For the first time in a half century, the National Park Service is revisiting one of the world’s most iconic monuments – The Gateway Arch – to integrate the magnificent memorial and its grounds with St. Louis, the Mississippi River and Illinois on the other side. They’ve announced a new international design competition, calling on the world’s best designers and architects. The competition starts now.
This story begins in September 1947, when a national design competition was held to produce a memorial to Thomas Jefferson’s Louisiana Purchase and the era of American Westward Expansion. The jury chose the most audacious entry – a gleaming 630-foot stainless steel arch, the first of several masterpieces by the gifted but short-lived Eero Saarinen.

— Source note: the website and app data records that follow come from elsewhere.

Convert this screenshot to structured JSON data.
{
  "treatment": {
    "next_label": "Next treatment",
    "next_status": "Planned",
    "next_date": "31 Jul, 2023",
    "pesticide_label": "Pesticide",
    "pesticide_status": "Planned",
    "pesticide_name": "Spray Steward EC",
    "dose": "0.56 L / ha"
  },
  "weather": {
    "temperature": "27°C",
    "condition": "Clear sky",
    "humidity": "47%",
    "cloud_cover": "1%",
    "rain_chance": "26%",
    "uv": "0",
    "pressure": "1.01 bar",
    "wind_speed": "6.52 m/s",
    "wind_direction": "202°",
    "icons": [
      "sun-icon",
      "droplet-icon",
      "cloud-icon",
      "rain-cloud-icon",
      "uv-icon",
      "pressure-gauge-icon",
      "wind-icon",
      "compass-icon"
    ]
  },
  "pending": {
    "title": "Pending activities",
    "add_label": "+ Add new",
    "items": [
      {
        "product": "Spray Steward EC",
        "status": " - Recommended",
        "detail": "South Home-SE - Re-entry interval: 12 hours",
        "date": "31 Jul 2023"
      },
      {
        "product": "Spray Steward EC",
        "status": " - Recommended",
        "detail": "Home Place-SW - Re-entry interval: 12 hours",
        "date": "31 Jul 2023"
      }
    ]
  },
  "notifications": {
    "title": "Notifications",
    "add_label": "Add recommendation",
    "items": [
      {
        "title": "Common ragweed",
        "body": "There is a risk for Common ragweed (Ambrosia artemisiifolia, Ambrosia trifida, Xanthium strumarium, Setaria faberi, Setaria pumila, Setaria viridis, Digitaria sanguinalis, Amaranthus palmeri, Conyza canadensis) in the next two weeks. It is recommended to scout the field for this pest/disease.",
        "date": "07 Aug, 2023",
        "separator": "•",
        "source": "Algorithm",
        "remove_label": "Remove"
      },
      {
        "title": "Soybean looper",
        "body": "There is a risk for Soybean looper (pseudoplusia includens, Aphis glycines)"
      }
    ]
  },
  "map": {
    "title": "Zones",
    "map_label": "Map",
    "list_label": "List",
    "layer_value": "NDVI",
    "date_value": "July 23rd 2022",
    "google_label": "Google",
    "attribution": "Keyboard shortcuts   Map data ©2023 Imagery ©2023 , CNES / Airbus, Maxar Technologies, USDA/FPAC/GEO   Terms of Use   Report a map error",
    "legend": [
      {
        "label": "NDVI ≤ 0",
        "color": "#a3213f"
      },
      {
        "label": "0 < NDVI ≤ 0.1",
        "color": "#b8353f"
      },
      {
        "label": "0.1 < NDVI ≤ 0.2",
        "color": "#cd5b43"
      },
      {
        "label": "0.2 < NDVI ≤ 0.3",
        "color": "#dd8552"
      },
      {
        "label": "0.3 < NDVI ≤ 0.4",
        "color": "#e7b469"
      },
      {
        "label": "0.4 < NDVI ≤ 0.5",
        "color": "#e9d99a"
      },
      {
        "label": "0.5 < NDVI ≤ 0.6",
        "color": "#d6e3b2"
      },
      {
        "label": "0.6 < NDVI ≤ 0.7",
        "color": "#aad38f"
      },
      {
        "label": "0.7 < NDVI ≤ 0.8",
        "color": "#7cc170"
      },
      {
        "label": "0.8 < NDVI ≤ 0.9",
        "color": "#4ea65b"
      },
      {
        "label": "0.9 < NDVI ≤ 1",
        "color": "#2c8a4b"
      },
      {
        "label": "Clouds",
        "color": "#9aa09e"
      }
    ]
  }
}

Completed in 1965, the Gateway Arch instantly became an international destination and won immediate recognition as one of the world’s premier works of public art.
Time has been kind to the Arch, which still astonishes with its boldness and beauty. The grounds immediately surrounding it, designed by the late Dan Kiley, are also widely regarded as a masterpiece. But the site has become a kind of island – severed and isolated from the rest of the city – on its west, north, and south – and from the Mississippi River and points east.
Now, in the spirit of Saarinen, new inspiration is being sought. A call has been issued in accordance with a new General Management Plan by the National Park Service to better “frame” this American masterpiece. The goals: weave it back into the fabric of the city and the region … rejuvenate connections … welcome and draw people for repeated visits … and re-energize the region for living, working and visiting. As in 1947, this competition aims to invite and extract “the best from the best” to create a model for integrating open space into a city’s urban fabric. All with a construction finish line of October 28, 2015 … the 50th anniversary of the completion of the Arch.